With creative editors embellishing the material, such details as the size of the crowd varied wildly. The New York Times claimed “about 15,000” spectators, the Chicago Tribune “between 30,000 and 50,000.”Historians appear to have settled on a figure of 10,000, which Gilbert himself used in his recollection years later.
Published accounts of the address, including Gilbert’s and at least two others supposedly based on shorthand transcription, differed as to Lincoln’s exact words. Gilbert later wrote that he didn’t consult his own shorthand notes but borrowed “the President’s manuscript, with his permission” and copied the text. Still, nobody got the speech exactly right, and some reporters were hopelessly winging it. These discrepancies suggest that members of the press at Gettysburg did very little comparing of notes.
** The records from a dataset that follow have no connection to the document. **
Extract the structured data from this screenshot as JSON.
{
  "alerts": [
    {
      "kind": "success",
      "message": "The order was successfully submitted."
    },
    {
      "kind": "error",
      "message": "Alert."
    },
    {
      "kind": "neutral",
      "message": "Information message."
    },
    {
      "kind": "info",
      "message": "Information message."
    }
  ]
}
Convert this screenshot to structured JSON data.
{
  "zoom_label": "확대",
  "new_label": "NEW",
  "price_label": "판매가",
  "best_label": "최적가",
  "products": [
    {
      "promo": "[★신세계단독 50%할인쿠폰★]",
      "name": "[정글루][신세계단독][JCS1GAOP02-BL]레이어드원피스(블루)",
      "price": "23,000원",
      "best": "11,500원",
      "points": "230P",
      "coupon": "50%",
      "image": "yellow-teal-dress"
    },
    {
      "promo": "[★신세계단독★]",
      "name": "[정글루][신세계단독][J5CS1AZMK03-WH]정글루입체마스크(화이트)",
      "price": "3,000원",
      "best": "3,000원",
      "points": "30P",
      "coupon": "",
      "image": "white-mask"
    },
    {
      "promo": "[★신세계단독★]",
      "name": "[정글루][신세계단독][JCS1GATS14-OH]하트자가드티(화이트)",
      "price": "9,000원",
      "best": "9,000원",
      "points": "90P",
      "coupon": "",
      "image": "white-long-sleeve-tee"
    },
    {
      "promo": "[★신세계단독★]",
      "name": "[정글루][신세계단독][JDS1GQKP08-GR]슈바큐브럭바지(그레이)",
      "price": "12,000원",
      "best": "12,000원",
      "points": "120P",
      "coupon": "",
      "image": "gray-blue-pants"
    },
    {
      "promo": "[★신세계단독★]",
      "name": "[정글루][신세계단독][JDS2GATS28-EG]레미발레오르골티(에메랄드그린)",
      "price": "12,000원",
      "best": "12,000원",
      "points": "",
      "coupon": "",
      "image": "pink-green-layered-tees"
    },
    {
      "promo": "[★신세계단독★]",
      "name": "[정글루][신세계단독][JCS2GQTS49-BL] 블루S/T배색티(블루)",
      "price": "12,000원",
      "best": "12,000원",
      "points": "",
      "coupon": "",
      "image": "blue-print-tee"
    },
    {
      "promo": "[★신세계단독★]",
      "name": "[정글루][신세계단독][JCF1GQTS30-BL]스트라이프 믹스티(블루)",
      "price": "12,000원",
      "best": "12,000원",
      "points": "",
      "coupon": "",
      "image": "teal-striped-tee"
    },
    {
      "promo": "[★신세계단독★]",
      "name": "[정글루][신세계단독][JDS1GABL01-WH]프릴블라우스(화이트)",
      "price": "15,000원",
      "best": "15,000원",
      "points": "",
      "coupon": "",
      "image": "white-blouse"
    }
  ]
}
The two most accurate versions of Lincoln’s remarks were by Gilbert and Charles Hale, who was reporting for the Boston Daily Advertiser and also knew shorthand. Some historians have suggested Hale’s was more reliable; author William E. Barton, for example, says Gilbert relied on the written speech, while Hale reported what he heard Lincoln say. If true, Barton fails to explain why Hale, as well as Gilbert, left out the word “poor,” in the phrase “far above our poor power to add or detract,” the only mistake the two had in common.
Hale was one of three “commissioners” appointed by the governor of Massachusetts to represent that state at the dedication, and who said in a subsequent report that the speech “has not generally been reported rightly, having been marred by errors in telegraphing,” and attached what they called“the correct form, as the words actually spoken by the President, with great deliberation, were taken down by one of the undersigned”—Charles Hale.
Perhaps Hale, by virtue of being a Harvard man and the nephew of Edward Everett, was automatically accorded more credibility than the young AP reporter from Harrisburg. The fact remains, however, that while Gilbert’s version contained five minor errors to Hale’s four, it was the example that Lincoln himself would later rely on in making copies at the White House.
By some accounts, Lincoln first thought the two-minute speech had fallen flat. It could be that after Everett’s long oration, spectators were simply caught off guard by the president’s brevity. In fact, the Philadelphia Press reporter, John Young, wrote later that after Lincoln finished, he had asked if that “was all,” and Lincoln replied, “Yes, for the present.” It could also explain why the photographer, for all his bustling, failed to capture Lincoln speaking.
Whatever the case, press reports of crowd reaction were poles apart. One scribe, W.H. Cunningham, said there was none. The Chicago Tribune reporter cited two outbursts, including“immense” applause after the words “can never forget what they did here.” Gilbert noted that simply as “applause.”
In a final Gettysburg vignette, Gilbert recalled that while walking back to town, he was “overtaken, on the rough country road, by the Presidential cavalcade of thirty or more distinguished civic and military officials.” Lincoln “bestrode a spirited animal and controlled it with the skill of an expert horseman. With characteristic self-unconcern, he had left his escort behind and was nearly a city block in advance of Secretary Seward, the nearest member of it. His plain black overcoat and high silk hat contrasted oddly with the glittering uniforms of his attendants. As he passed there was an expression of intense gratification upon his usually impassive countenance….His grand figure soon disappeared in the distance and an unaccountable foreboding of evil to befall him oppressed me.”
Richard Pyle is a former Associated Press staff writer with nearly 50 years experience covering news in the United States and abroad.
Originally published in the November 2010 issue of America’s Civil War. To subscribe, click here.